Floods stir painful memories for Japan’s tsunami survivors, 4½ years on

Kyodo

The heavy rain and flooding that continued in northeastern parts of the country Friday was an unwelcome reminder to many Tohoku residents of the horror four and a half years previously, when the Pacific Ocean poured inland and left around 20,000 people dead or missing.

“Efforts to reconstruct survivors’ lives and mental care are still only halfway complete,” said Yuichi Otomo, 46, of Tagajo, Miyagi Prefecture.

Otomo was taking part in reconstruction work Friday in the Yuriage district of Natori city — as the rain fell.
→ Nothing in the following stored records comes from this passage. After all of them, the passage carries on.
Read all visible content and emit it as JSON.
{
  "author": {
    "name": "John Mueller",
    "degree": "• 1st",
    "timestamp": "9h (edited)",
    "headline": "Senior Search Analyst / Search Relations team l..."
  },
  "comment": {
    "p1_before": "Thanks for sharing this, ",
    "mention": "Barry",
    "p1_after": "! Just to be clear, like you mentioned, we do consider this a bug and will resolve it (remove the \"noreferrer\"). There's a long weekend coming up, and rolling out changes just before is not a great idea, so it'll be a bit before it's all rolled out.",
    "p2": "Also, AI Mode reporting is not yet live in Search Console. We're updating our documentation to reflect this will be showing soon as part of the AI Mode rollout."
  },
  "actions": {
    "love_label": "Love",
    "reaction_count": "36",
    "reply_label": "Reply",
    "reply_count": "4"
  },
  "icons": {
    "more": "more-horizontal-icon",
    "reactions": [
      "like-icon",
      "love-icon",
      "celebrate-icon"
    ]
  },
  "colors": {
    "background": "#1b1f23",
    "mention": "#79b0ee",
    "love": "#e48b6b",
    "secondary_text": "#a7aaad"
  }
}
The tsunami claimed the lives of more than 700 residents in the district.

“Many people lost their family and everything else that they loved,” Otomo mused. “I sometimes wonder if I have the right to live on.” A subsea quake that struck on March 11, 2011, unleashed a wall of water, devastating parts of Japan’s northeastern coast.

TV coverage of the deadly floods and mudslides in Ibaraki Prefecture on Thursday was a chilling sight to some survivors of the earlier disaster.

“I never imagined something like this would happen,” said Hidetaka Kawabata, 39, who lives in a temporary housing complex in Koriyama, Fukushima Prefecture. “It reminded me of what I saw in the 2011 disaster.”

Kawabata, an evacuee from the city of Iwaki in the prefecture, lost a sister in the tsunami whom he had been close to.

“I can’t help recalling the tragedy every 11th of every month,” Kawabata said. “We shall never forget what happened that day, no matter how many years pass.”